> [AIM OF THE EXERCISE]:
Find every line below that contains the word "verbally" and copy it out.

Segment Start: INPUT

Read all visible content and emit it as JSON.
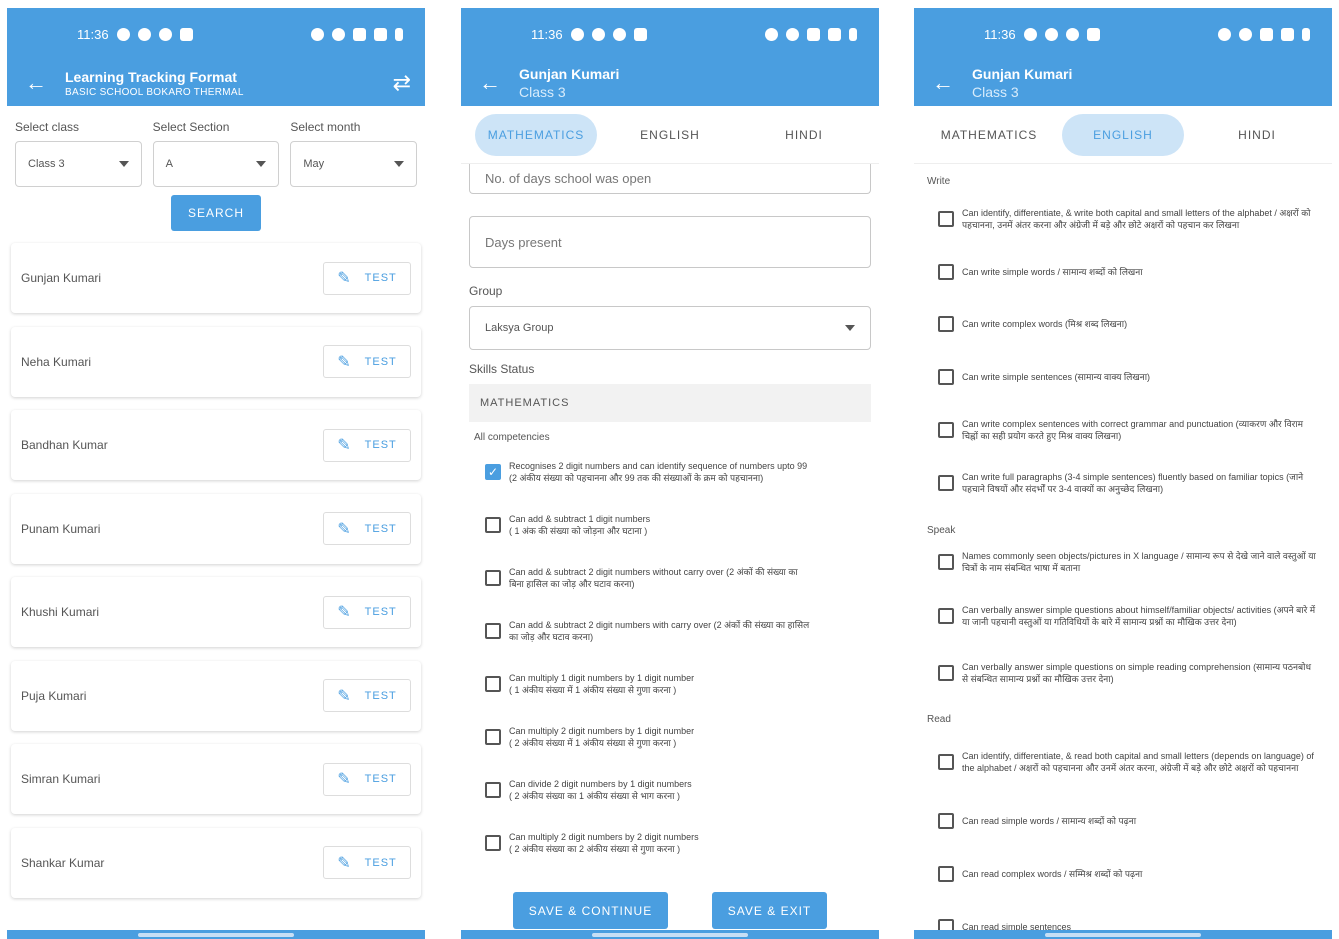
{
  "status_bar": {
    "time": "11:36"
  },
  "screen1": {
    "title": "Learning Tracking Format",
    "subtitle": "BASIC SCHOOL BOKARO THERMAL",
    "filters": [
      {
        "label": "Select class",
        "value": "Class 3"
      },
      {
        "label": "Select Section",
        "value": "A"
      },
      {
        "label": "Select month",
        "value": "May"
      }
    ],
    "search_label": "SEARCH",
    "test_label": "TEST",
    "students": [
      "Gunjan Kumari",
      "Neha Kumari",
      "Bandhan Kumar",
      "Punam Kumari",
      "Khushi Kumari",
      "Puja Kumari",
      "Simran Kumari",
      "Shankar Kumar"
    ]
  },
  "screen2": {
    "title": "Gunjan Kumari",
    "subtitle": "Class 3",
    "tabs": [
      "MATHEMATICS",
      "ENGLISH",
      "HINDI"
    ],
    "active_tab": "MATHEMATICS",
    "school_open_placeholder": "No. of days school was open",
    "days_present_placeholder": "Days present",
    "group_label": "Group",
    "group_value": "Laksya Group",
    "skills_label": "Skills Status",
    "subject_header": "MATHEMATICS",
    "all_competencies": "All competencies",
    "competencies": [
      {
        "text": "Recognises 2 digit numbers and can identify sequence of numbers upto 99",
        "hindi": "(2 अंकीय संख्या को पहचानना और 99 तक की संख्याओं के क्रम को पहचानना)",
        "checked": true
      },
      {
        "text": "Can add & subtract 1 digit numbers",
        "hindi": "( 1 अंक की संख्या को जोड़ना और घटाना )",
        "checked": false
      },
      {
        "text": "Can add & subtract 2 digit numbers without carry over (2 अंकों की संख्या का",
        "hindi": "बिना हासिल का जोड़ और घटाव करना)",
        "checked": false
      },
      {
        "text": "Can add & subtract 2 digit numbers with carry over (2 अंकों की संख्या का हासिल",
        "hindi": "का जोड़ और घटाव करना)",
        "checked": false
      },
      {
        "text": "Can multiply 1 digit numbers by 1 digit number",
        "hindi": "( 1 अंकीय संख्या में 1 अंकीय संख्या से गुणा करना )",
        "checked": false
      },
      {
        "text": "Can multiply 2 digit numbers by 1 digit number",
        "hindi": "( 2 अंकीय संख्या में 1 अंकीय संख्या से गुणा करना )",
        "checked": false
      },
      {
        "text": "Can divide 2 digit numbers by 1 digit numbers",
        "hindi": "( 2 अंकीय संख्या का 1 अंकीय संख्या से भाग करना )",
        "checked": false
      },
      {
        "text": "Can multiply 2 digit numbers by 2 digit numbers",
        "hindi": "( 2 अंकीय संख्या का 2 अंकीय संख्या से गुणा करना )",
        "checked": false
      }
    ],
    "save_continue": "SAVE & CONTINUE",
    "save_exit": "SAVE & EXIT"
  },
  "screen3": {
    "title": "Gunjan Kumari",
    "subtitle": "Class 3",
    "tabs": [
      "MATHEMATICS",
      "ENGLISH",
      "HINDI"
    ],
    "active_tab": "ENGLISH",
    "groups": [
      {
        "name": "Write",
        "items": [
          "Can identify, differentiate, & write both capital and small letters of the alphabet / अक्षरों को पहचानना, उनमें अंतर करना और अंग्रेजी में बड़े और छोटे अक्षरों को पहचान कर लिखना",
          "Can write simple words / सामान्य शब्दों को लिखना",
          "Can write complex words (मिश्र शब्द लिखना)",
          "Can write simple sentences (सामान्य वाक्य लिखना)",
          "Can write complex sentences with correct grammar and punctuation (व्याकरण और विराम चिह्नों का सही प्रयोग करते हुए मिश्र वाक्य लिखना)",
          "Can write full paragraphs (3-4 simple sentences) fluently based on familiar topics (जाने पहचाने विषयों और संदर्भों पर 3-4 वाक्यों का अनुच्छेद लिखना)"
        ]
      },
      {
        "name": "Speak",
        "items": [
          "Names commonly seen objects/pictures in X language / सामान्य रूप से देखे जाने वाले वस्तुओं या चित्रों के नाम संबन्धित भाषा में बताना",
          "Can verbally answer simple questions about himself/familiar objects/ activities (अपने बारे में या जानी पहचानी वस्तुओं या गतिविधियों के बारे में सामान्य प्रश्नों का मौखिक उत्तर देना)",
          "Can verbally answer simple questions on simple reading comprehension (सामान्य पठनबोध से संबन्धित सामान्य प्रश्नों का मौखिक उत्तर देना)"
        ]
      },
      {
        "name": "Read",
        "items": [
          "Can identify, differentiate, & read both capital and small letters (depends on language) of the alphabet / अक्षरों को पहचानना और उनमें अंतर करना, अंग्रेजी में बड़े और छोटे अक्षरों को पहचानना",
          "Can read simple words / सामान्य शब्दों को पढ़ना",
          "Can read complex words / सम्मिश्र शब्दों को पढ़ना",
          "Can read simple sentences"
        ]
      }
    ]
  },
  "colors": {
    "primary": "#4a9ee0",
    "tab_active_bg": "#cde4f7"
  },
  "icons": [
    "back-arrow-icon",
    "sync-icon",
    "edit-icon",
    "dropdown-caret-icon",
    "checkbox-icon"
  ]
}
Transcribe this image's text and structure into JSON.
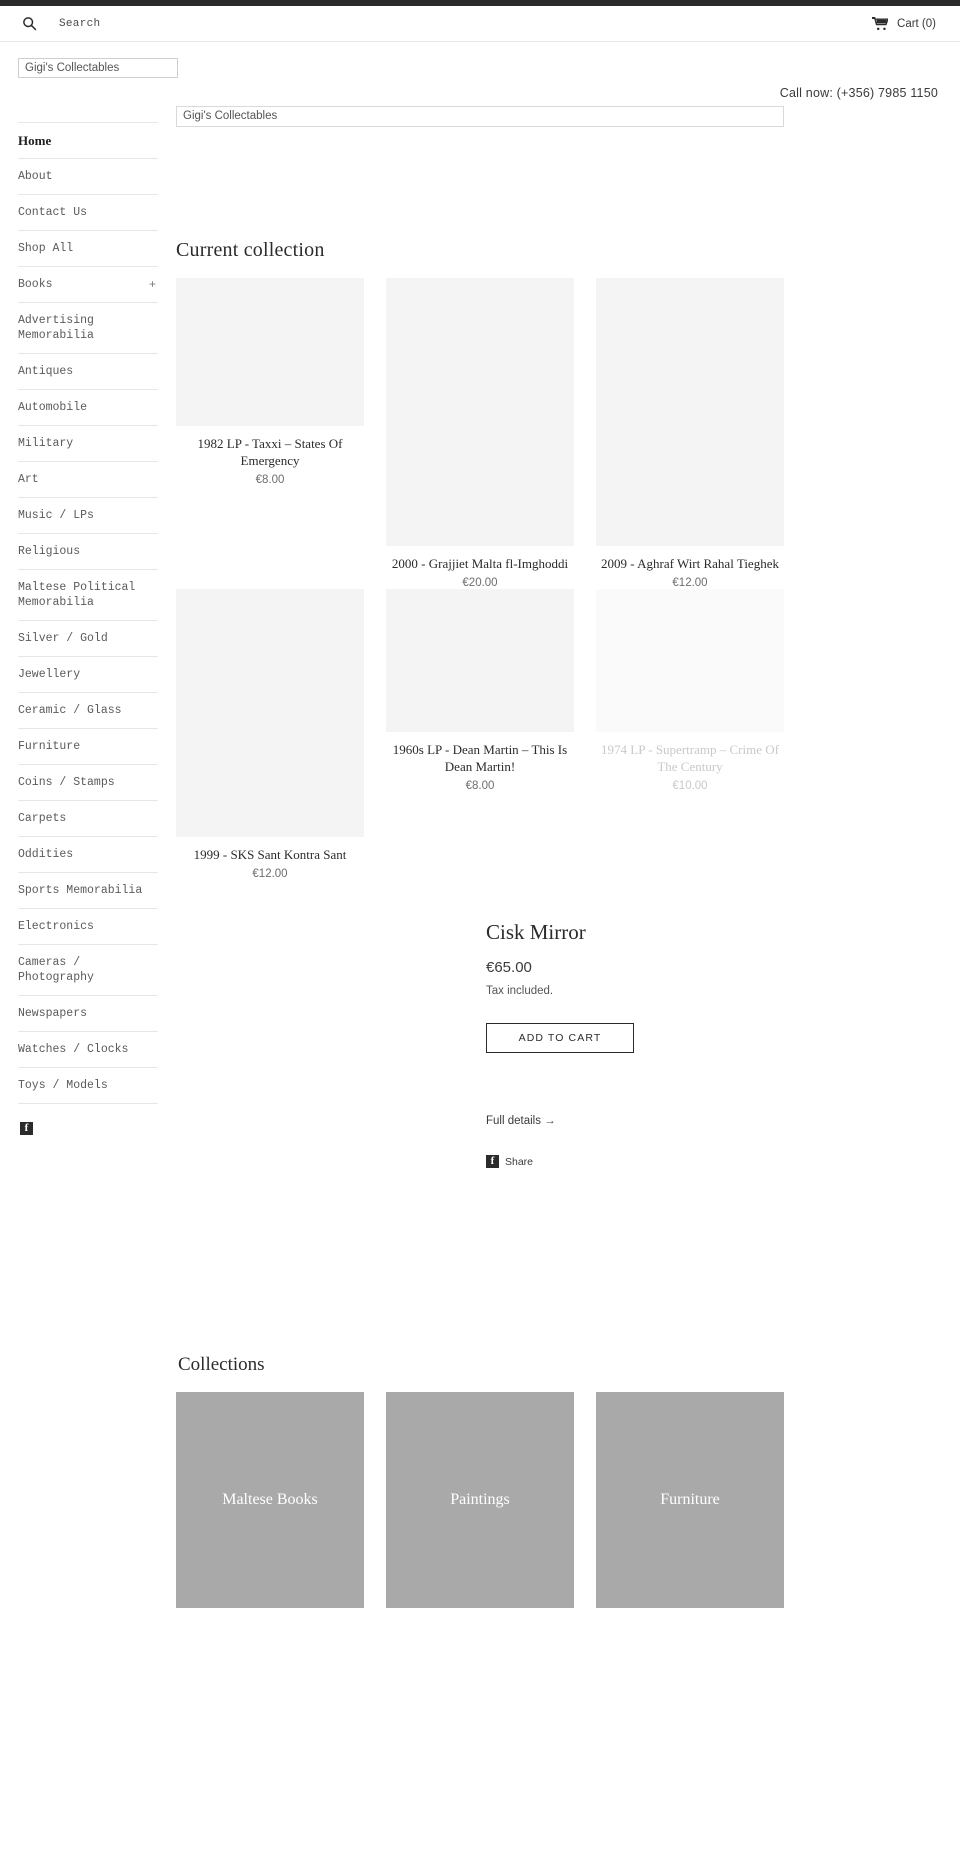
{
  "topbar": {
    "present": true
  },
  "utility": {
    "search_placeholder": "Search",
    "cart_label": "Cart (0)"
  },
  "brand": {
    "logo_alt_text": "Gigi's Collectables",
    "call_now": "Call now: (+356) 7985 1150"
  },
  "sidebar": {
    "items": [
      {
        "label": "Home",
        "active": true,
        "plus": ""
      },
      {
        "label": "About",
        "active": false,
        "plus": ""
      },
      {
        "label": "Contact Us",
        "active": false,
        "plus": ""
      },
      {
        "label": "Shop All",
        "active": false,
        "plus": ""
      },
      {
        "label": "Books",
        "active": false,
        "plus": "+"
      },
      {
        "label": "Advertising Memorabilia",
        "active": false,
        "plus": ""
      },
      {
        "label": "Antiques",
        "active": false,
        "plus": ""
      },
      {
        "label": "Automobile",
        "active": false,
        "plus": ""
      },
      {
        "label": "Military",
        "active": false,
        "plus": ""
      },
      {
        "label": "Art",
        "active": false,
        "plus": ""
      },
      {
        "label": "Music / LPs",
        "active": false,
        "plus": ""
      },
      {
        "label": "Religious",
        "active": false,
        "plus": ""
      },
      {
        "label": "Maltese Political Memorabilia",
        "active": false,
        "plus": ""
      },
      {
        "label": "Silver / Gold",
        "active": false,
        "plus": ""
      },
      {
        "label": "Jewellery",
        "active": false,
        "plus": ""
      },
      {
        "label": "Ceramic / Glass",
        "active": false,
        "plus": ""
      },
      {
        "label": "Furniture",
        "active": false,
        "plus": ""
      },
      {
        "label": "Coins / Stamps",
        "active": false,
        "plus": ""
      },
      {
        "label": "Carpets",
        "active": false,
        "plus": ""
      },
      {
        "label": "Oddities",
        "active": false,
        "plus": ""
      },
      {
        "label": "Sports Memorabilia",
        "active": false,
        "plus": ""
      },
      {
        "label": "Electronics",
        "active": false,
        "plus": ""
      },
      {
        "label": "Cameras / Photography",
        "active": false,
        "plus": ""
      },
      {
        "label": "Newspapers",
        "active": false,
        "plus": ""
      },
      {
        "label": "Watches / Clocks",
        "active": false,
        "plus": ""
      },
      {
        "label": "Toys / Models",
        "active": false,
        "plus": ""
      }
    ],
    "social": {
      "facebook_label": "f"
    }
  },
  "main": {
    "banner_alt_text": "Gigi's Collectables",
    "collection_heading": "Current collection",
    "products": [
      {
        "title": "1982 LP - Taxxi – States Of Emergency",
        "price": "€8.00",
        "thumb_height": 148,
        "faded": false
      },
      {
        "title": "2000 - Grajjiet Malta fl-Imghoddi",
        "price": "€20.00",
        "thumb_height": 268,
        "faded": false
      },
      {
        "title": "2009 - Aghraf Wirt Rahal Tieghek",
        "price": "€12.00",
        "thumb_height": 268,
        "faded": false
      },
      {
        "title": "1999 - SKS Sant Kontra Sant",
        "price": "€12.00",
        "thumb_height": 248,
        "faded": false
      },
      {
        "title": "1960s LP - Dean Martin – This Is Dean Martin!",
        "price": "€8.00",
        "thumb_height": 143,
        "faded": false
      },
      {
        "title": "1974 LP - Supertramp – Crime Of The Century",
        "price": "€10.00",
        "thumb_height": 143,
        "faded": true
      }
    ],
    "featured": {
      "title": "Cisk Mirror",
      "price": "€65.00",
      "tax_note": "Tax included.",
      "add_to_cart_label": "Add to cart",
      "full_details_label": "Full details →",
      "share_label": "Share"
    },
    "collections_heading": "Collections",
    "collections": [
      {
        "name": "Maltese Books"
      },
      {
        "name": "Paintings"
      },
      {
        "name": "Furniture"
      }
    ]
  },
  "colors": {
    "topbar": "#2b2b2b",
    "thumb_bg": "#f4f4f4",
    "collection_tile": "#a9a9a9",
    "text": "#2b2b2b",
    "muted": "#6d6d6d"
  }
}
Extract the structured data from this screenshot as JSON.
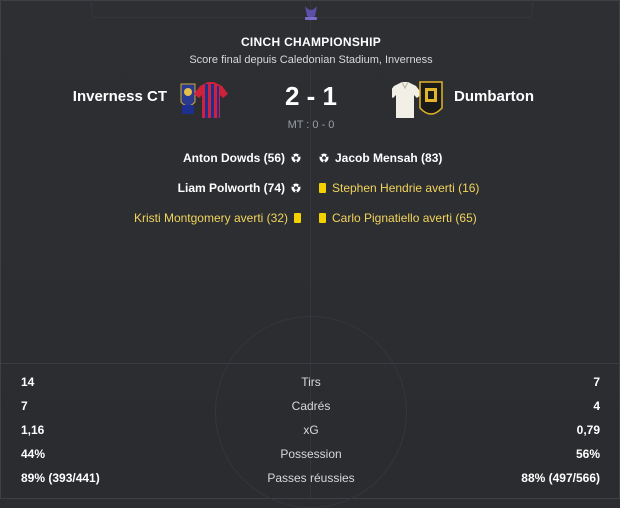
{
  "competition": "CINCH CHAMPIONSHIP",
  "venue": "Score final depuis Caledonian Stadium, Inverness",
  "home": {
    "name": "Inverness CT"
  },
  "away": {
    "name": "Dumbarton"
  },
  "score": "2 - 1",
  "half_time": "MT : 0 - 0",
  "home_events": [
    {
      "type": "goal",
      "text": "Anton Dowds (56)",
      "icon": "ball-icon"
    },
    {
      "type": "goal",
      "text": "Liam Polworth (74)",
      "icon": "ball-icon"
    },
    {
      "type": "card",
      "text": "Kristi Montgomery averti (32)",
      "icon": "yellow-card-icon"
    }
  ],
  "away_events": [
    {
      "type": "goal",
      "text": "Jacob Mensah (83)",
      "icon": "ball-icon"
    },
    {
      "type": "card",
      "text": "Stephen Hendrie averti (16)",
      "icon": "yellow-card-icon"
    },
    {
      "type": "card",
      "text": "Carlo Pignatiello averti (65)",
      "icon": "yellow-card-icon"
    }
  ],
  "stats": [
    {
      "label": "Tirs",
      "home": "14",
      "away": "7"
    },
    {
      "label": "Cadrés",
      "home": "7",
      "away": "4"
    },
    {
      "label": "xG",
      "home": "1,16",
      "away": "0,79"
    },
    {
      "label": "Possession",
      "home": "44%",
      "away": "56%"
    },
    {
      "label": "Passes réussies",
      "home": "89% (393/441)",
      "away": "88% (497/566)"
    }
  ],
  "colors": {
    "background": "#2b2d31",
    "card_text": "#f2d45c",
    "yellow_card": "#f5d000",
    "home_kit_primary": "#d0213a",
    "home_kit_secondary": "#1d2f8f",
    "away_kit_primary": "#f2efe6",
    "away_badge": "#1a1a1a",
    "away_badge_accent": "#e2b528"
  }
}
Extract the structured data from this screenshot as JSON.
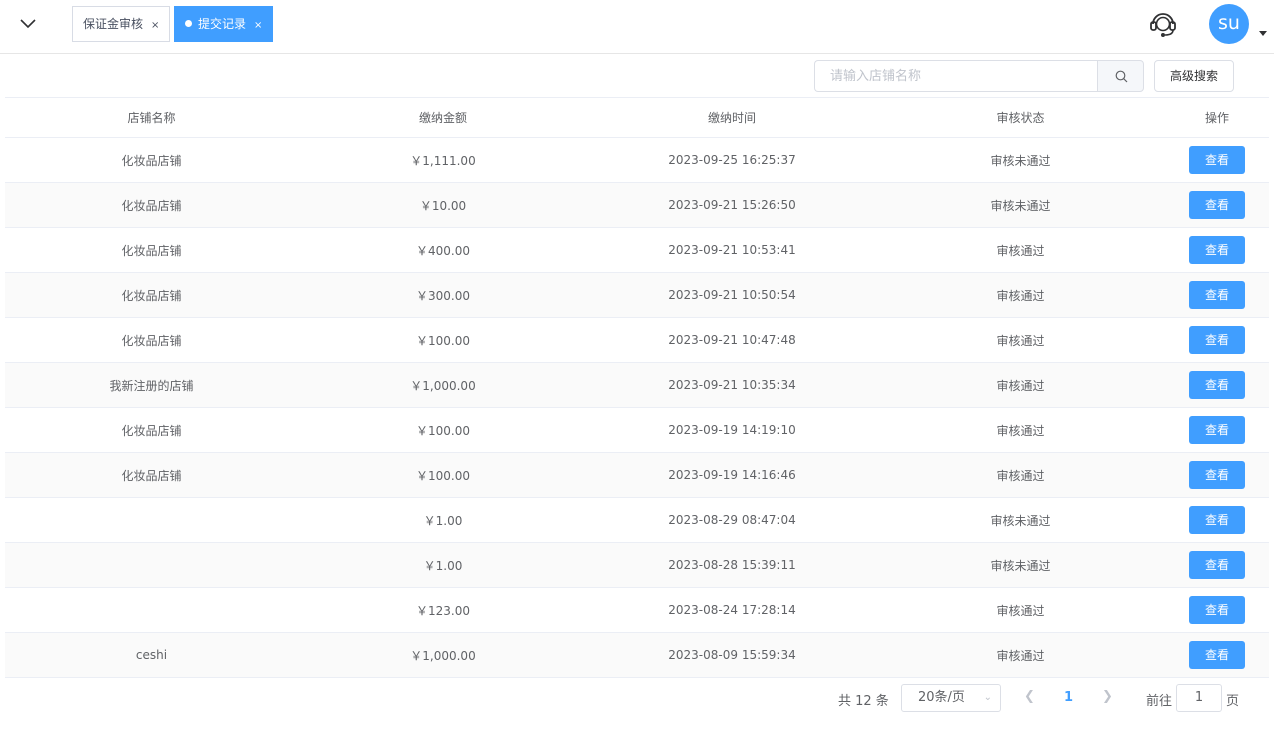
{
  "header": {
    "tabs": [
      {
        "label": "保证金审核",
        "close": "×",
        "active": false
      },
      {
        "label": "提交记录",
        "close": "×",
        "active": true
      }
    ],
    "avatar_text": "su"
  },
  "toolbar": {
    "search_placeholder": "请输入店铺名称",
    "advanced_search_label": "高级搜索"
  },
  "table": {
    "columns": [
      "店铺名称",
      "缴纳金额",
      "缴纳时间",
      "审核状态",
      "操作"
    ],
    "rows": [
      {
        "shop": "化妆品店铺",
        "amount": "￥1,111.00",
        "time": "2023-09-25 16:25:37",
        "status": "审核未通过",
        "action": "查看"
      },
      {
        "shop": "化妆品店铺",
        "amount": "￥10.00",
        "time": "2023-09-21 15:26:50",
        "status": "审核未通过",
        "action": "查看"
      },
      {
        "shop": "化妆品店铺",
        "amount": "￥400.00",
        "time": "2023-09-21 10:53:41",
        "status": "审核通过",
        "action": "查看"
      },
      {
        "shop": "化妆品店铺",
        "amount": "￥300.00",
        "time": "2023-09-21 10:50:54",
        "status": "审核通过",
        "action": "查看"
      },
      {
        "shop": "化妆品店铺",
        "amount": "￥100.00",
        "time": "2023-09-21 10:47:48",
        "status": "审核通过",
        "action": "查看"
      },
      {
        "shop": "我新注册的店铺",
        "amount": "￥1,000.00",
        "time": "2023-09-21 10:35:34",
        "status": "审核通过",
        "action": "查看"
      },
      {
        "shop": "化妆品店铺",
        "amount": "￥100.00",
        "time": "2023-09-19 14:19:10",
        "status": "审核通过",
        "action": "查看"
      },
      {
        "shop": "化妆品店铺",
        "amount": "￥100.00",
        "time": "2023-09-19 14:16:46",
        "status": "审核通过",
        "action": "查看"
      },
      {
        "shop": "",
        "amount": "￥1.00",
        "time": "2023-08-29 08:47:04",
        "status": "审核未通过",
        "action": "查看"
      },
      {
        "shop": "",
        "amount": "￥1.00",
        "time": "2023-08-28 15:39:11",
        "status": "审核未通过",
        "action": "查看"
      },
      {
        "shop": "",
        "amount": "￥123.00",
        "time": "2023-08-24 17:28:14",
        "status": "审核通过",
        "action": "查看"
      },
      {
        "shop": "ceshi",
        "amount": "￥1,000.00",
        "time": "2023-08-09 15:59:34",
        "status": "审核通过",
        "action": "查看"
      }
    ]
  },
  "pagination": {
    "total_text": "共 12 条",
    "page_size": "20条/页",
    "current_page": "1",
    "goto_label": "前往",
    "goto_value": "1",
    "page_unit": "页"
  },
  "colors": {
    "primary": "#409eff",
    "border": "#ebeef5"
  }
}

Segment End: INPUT

> [WRITTEN SOLUTION]:
          "Can verbally answer simple questions about himself/familiar objects/ activities (अपने बारे में या जानी पहचानी वस्तुओं या गतिविधियों के बारे में सामान्य प्रश्नों का मौखिक उत्तर देना)",
          "Can verbally answer simple questions on simple reading comprehension (सामान्य पठनबोध से संबन्धित सामान्य प्रश्नों का मौखिक उत्तर देना)"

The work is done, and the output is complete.